Action item → Exact repetition of the data below is required.

Element data from apps and pages →
※ ※ ※
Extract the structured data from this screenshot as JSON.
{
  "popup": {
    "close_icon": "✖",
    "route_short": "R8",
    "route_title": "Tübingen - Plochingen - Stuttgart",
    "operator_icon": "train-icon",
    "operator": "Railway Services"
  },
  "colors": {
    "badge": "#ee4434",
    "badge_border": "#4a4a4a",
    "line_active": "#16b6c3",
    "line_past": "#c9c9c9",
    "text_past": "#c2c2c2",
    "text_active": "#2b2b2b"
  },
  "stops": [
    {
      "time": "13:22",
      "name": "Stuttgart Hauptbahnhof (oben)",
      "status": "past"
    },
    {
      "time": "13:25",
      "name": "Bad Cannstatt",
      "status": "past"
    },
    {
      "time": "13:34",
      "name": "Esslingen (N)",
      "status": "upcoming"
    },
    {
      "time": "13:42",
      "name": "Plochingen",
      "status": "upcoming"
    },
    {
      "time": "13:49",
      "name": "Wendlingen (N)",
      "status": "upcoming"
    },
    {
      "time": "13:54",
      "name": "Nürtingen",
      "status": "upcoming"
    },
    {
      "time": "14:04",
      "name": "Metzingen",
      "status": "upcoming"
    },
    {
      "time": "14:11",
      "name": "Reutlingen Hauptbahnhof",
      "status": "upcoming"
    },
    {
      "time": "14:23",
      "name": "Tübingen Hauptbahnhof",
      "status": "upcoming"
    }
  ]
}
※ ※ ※
Task solution →
Extract the structured data from this screenshot as JSON.
{
  "popup": {
    "close_icon": "✖",
    "route_short": "R8",
    "route_title": "Tübingen - Plochingen - Stuttgart",
    "operator_icon": "train-icon",
    "operator": "Railway Services"
  },
  "colors": {
    "badge": "#ee4434",
    "badge_border": "#4a4a4a",
    "line_active": "#16b6c3",
    "line_past": "#c9c9c9",
    "text_past": "#c2c2c2",
    "text_active": "#2b2b2b"
  },
  "stops": [
    {
      "time": "13:22",
      "name": "Stuttgart Hauptbahnhof (oben)",
      "status": "past"
    },
    {
      "time": "13:25",
      "name": "Bad Cannstatt",
      "status": "past"
    },
    {
      "time": "13:34",
      "name": "Esslingen (N)",
      "status": "upcoming"
    },
    {
      "time": "13:42",
      "name": "Plochingen",
      "status": "upcoming"
    },
    {
      "time": "13:49",
      "name": "Wendlingen (N)",
      "status": "upcoming"
    },
    {
      "time": "13:54",
      "name": "Nürtingen",
      "status": "upcoming"
    },
    {
      "time": "14:04",
      "name": "Metzingen",
      "status": "upcoming"
    },
    {
      "time": "14:11",
      "name": "Reutlingen Hauptbahnhof",
      "status": "upcoming"
    },
    {
      "time": "14:23",
      "name": "Tübingen Hauptbahnhof",
      "status": "upcoming"
    }
  ]
}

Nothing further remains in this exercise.